Empowering Women in the Garments Industry
After getting married and giving birth to five children, Jahan’s world was completely changed by the sudden and unexpected death of her husband. Her parents and siblings did pitch in financially but eventually, could not continue bearing the cost of her children. Jahan had no technical skills and had never worked at a job in her life. After selling all the assets that she possessed, she eventually had to step out of her house in search for a job, any job. The most important thing for her was to ensure her children’s education.
- 2,752 workers, including 70 percent women were trained and employed in the garment industry.
- More than 10,000 female operators have been trained and around 95 percent of them have acquired jobs for the first time ever.
She went to a garment factory located near her house and her courage almost deserted her when a factory worker told her that garment workers were specially trained, and she didn’t stand a chance at getting hired. Jahan was about to leave when one of the factory operators told her that a UNDP project had started a training programme for garment stitching in this very factory, and preferred women who did not have any such skills.
This project was Promoting Employment & Productivity in the Garment Industry. For the first time in her life, Noor Jahan learnt the skill of garment stitching and is able to support her children on her own in the small town of Chungi Amar Sidhu, in the outskirts of Lahore, Punjab province. Noor Jahan and other female workers now enjoy a greater autonomy, independence, participation in household decision making, due to employment and income generation.
Competition in the global markets had pressurized the garment industry in Pakistan to produce high-quality goods at competitive rates. The industry faced a dearth of skilled and qualified works and also suffers from a very low participation of female workers.

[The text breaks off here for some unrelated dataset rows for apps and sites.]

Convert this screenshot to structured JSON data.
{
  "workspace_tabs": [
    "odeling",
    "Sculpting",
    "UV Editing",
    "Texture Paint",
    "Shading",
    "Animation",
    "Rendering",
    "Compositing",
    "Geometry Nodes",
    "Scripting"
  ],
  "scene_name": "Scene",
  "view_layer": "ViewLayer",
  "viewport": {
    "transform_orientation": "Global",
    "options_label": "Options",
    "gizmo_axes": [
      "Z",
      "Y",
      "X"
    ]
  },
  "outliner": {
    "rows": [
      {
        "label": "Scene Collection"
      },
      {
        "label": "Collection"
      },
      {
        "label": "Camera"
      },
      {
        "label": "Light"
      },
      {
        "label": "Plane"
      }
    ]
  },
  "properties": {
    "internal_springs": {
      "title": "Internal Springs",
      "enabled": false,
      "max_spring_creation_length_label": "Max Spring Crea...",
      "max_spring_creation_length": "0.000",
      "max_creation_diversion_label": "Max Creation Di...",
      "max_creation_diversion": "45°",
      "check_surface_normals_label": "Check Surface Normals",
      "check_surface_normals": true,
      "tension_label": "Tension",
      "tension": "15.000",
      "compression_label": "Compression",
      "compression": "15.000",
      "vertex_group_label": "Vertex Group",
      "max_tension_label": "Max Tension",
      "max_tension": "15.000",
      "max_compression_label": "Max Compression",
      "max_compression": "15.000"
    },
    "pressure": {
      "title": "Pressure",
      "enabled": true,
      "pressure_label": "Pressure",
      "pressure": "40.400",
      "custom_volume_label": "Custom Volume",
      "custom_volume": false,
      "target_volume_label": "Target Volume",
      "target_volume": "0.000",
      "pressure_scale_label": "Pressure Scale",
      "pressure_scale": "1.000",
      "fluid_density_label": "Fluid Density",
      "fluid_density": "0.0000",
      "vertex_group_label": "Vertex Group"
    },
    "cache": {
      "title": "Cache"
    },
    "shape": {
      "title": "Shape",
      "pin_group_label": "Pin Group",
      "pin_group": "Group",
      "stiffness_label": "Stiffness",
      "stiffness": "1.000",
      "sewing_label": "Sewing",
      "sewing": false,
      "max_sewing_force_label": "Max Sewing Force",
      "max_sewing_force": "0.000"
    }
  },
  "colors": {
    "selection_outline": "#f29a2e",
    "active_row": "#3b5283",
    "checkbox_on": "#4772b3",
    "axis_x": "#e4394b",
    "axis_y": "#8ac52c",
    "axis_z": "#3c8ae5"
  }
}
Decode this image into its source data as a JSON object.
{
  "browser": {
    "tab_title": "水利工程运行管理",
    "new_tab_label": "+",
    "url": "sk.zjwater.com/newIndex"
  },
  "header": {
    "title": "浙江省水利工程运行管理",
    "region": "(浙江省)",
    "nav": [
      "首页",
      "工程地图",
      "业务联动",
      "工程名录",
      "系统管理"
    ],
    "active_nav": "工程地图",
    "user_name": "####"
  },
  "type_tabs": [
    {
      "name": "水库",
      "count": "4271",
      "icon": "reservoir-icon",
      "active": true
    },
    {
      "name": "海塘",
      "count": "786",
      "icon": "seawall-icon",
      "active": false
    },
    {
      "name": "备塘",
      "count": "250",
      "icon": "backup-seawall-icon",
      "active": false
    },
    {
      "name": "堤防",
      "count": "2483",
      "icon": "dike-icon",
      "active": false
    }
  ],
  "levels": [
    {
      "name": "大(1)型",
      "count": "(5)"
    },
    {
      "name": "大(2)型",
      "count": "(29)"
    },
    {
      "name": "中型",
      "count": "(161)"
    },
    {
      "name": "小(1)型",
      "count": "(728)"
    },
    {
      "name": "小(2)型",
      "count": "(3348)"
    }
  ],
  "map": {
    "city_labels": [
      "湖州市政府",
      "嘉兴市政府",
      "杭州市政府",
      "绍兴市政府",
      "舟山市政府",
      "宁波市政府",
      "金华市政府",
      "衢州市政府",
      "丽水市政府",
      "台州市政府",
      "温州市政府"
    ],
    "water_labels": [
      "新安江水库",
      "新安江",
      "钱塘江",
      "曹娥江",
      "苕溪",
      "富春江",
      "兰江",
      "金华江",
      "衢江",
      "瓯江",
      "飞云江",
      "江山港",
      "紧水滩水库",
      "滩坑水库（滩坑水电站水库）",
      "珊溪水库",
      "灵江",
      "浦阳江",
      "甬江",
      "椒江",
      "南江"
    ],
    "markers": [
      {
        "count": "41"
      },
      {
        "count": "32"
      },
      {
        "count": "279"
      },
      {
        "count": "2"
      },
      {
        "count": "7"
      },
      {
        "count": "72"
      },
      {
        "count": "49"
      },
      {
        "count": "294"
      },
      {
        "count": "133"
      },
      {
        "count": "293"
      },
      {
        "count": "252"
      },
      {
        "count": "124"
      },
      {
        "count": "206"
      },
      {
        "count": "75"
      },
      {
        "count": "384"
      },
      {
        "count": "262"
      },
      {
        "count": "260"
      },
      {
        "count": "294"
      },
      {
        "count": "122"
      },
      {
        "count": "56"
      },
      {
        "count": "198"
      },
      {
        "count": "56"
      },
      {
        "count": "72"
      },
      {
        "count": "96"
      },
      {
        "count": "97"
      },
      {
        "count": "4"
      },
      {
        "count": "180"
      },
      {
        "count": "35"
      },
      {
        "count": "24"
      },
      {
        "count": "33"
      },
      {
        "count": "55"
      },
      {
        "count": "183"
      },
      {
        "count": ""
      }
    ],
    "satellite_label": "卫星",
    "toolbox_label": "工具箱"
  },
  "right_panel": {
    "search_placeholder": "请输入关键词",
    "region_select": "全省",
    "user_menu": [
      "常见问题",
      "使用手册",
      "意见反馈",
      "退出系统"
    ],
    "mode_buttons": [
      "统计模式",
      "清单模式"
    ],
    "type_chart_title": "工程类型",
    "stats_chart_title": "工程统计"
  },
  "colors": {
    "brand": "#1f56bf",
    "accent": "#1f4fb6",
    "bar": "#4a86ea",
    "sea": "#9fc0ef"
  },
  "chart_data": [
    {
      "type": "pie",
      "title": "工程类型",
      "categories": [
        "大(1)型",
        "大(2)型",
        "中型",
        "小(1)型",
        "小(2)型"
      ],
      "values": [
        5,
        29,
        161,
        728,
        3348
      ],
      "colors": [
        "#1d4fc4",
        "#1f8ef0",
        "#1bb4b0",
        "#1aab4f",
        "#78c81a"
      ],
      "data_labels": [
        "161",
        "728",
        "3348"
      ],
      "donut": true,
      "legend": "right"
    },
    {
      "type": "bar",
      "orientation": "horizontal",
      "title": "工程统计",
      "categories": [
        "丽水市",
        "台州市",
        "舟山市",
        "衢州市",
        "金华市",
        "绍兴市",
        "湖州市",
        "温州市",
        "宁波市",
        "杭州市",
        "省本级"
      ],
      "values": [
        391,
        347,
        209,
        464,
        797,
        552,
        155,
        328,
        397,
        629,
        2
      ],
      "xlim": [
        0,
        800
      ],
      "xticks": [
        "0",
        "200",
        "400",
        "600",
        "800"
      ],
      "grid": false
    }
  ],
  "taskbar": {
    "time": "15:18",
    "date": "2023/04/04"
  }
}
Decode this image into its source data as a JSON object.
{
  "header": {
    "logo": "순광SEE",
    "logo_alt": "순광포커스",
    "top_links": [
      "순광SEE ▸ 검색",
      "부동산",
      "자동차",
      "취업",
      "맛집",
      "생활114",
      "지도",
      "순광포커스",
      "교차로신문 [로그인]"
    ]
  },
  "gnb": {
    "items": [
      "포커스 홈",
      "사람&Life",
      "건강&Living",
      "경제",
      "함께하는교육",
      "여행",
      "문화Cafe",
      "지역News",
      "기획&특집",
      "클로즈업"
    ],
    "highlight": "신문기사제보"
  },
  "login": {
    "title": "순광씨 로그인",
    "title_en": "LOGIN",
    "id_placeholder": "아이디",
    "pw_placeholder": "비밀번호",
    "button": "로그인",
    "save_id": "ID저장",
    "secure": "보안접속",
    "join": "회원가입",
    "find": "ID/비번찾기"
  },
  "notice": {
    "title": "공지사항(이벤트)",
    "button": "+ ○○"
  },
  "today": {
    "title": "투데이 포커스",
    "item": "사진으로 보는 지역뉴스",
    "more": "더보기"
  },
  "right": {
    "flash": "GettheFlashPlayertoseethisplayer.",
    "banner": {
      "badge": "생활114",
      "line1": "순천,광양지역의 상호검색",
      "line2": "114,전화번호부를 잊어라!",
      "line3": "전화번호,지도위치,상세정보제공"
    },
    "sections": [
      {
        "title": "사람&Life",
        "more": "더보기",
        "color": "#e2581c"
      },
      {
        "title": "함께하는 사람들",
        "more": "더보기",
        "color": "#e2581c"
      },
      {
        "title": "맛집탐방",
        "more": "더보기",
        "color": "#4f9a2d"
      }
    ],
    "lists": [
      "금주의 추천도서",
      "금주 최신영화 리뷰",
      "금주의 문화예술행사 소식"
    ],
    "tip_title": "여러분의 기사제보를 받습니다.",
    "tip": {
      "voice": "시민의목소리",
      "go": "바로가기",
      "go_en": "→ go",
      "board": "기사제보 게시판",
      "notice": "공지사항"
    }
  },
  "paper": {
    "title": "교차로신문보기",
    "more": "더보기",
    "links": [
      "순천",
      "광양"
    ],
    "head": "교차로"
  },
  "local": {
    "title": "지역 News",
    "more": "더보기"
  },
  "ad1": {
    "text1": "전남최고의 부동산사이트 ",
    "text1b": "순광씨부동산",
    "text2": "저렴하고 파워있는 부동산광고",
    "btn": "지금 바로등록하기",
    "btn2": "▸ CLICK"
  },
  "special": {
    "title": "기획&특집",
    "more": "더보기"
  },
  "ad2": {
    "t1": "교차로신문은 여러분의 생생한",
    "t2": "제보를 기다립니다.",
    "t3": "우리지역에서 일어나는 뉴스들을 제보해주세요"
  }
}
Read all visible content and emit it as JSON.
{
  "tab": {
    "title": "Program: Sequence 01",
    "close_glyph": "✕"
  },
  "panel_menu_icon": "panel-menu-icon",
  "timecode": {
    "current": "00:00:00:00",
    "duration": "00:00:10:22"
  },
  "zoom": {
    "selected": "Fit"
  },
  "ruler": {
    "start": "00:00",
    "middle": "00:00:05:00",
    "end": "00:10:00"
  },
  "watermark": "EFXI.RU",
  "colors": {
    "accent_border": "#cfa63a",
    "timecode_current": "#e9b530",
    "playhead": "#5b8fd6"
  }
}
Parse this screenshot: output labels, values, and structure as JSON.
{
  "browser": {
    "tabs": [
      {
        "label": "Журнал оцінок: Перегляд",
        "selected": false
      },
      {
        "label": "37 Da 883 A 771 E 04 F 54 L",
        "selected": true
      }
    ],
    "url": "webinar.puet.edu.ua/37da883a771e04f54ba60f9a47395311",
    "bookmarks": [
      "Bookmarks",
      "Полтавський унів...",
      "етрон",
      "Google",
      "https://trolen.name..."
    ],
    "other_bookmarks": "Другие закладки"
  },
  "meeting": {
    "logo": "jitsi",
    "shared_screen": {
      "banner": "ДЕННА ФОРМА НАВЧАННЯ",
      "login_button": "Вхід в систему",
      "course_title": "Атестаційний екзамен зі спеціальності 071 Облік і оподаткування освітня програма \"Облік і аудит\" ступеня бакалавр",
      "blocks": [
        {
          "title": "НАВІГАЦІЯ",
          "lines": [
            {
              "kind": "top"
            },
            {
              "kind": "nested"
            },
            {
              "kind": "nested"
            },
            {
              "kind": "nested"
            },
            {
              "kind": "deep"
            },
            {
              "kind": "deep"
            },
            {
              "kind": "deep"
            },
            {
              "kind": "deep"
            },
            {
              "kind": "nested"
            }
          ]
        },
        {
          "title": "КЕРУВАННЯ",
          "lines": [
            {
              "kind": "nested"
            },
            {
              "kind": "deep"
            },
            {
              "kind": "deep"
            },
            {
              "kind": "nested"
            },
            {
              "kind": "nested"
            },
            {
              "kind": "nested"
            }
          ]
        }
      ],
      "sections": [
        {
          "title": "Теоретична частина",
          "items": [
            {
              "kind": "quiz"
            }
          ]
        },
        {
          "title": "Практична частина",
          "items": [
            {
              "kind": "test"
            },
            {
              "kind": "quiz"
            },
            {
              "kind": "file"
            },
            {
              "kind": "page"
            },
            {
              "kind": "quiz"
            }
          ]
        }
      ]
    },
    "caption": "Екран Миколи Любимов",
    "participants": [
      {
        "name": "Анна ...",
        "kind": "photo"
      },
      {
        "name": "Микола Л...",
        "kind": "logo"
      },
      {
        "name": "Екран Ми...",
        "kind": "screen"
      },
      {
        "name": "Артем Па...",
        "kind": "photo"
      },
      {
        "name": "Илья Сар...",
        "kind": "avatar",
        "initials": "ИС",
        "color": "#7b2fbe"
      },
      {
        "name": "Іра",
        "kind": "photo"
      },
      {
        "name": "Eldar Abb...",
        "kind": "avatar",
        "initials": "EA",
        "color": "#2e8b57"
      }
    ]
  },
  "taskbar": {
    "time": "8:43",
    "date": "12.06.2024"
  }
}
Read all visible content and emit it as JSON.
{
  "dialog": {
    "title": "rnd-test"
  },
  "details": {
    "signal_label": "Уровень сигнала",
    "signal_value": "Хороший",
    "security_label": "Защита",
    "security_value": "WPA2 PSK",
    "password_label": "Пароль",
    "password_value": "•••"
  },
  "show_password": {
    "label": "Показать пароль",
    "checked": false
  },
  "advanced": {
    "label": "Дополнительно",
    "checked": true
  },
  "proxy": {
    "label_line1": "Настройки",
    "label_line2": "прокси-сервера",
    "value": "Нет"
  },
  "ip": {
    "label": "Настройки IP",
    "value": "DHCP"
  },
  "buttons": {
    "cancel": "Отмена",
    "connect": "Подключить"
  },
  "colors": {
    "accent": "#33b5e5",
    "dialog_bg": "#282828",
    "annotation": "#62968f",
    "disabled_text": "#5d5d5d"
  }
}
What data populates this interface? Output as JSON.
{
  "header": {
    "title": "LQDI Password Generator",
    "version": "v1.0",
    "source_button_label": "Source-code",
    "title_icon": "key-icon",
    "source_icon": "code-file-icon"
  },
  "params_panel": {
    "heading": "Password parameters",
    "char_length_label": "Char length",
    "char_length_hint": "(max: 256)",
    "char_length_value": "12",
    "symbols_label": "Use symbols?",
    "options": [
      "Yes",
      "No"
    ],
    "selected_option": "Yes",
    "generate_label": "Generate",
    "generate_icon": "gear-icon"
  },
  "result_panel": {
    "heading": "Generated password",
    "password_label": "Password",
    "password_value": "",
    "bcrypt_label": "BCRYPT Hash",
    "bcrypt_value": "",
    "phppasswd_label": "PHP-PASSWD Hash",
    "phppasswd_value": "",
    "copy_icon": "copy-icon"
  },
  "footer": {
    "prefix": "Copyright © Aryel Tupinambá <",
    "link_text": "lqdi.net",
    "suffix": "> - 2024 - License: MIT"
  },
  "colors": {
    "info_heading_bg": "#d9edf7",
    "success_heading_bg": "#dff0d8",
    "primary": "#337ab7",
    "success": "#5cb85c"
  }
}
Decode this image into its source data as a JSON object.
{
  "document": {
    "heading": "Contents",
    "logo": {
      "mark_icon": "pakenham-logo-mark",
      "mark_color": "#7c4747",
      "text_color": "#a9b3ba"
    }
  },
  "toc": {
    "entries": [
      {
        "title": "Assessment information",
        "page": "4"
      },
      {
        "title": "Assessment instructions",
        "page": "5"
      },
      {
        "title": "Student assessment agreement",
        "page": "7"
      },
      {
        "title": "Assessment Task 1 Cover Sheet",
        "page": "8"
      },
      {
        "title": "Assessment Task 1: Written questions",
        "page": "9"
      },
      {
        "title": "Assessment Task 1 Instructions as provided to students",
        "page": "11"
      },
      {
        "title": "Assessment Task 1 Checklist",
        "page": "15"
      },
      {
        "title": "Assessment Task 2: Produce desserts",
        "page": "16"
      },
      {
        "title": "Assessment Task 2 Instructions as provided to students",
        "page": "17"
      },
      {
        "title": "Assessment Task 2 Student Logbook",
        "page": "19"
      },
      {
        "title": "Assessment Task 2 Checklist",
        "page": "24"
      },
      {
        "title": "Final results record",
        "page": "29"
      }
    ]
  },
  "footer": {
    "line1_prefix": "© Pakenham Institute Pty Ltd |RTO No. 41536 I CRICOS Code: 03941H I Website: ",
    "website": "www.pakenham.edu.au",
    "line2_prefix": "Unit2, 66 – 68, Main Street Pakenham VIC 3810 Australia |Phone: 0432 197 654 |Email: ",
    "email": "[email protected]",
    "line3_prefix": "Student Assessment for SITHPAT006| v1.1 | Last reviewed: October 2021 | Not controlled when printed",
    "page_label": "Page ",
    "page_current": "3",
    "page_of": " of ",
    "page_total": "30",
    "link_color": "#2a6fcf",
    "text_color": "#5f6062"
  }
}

This project has been successful in providing a pool of skilled workforce to the garment industry which not only has had an impact on the productivity and quality of the output but also has increased the competitiveness of the businesses. Through GEN-PROM, manufacturers have recruited and trained female workers which has led to a positive cultural change within the industry.
“We had number of machines and were unable to fill them to capacity with required operators, and were always underutilized. Fortunately when we signed up for this project, our strength of operators increased. And when we decided to open two more factories, this work force was very important factor in doing so,” says Wasif Shahi, owner of the Midas Safety Clothing Division.
The main objectives of the Gen-Prom project included generating employment for female workers, building capacity of the garment industry by providing skilled workers and dissemination of best practices in the industry.
This project was like a new lease on life for Noor Jahan and she sighed up for the training. During the training, usually ten weeks, she would be taught everything related to garment sewing. Jahan was ecstatic when she found out that she would also be paid a stipend during the training period and would be employed at the end of the training period.
Jahan started her training every morning at the factory and learnt how to put pieces of cloth together to form clothes and other apparel. Working on different specifications and sizes, on various machines, a whole new world opened to her.